⟨

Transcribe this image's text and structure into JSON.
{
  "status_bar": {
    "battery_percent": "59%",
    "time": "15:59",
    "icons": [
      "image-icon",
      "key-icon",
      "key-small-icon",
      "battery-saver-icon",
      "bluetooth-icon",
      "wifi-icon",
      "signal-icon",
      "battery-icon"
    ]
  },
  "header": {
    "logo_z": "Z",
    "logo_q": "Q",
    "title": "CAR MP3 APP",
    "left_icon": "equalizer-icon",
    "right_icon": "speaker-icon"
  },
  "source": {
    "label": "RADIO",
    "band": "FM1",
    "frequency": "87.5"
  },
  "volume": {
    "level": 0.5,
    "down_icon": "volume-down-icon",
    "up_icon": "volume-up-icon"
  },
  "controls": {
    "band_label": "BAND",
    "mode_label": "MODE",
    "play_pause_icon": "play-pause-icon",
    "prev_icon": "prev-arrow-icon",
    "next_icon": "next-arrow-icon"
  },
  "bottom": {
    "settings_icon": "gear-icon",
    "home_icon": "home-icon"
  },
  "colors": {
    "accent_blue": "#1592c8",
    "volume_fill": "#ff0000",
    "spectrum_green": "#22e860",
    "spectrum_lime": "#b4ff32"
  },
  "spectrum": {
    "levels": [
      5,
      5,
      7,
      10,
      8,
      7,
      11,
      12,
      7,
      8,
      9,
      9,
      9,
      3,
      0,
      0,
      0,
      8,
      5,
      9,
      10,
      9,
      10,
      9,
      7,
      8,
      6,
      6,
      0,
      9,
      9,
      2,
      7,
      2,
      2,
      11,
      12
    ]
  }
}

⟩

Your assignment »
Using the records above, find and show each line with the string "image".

Answer area »
Transcribe this image's text and structure into JSON.
      "image-icon",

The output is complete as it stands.